In 1921 Huntington’s Guyan Country Golf and Club was founded when the club bought the house and land of industrialist John Ensign. Guyan opened a rolling 18-hole course in 1922. The 1930’s were difficult for Guyan. In 1932 the clubhouse was destroyed by fire. In 1938 the club went bankrupt because of the Great Depression and was sold on the courthouse steps for $18,000.

In 1929 the Raleigh Coal & Coke Company established the Black Knight Country Club in Beckley to provide recreational and social amenities for its executives and visiting businessmen. The club had a par 36, nine-hole golf course and a three-story clubhouse. Three rooms on the third floor of the clubhouse were used to house visitors, and liquor was served at the club during Prohibition. Golf was a secondary attraction.

Likewise the Williams Country Club was built in the Northern Panhandle town of Weirton in 1932 by the Weirton Steel Company. The largest employer in West Virginia in its heyday, the company needed a place to entertain business clients in style. Named for John C. Williams, the president of the company from 1929 until his death in 1936, a clubhouse was built on top of a hill, providing a spectacular view of the Ohio River Valley. An 18-hole golf course was built along the flat top of the hill. A lavish apartment, called “The Lodge” was built near the clubhouse for visiting clients and company officials, especially E.T. Weir, one of the founders of Weirton Steel, who lived in Pittsburgh and commuted to Weirton.

Other early West Virginia golf clubs were built at the Fairmont Field Club in 1912; at the Bluefield Country Club, which built a short, hilly, nine-hole course in 1914; and at the Princeton Country Club in 1921. The Logan Country Club in Chapmanville built a flat nine-hole course along the Guyandotte River in 1934.

One of the outstanding public courses built during this era was the original course at Oglebay Park in Wheeling. The first nine holes were built in the 1920’s, but the second nine were not completed until the late 1930’s through a cooperative effort by three New Deal work relief agencies.

 Golfing began early in Wheeling when the Wheeling Country Club was incorporated in 1902, financed by the sale of stock. A list of the first stockholders read like a “Who’s Who” of Wheeling society, a community that included a number of millionaires. The clubhouse and golf course opened in 1906 with memberships costing a $100 initiation fee and $100 annual dues. The club’s main focus was golf, and it soon began to turn out champion golfers.
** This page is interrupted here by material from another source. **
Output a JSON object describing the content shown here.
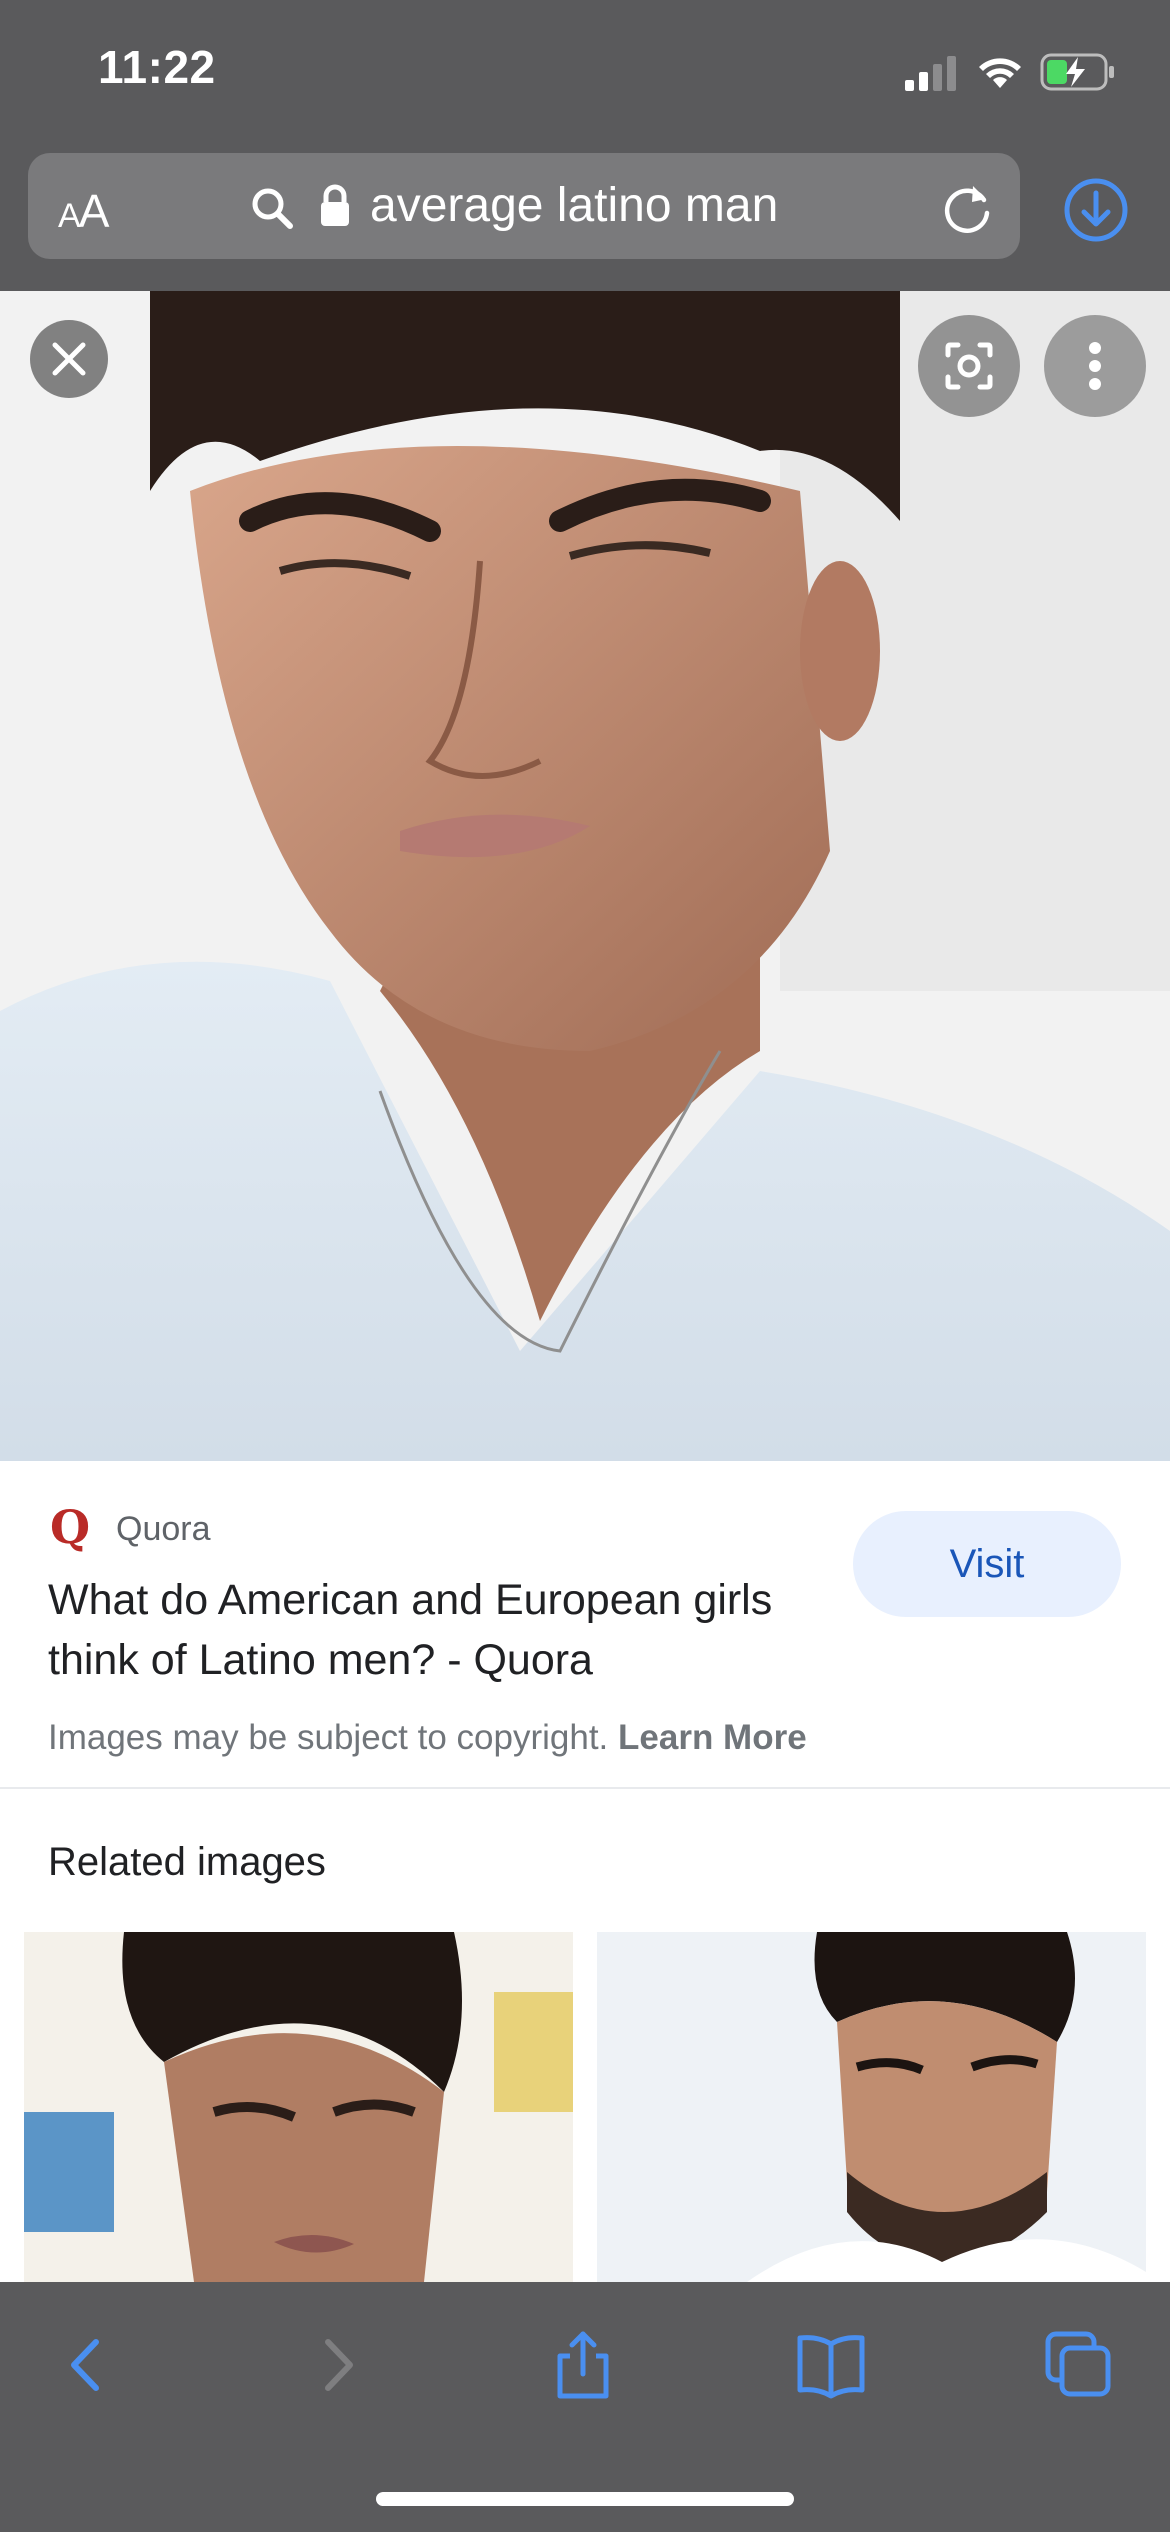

In fact, Wheeling golfers dominated both men’s and women’s golf in West Virginia through the 1940’s.

You can read the rest of this article in this issue of Goldenseal, available in bookstores, libraries or direct from Goldenseal.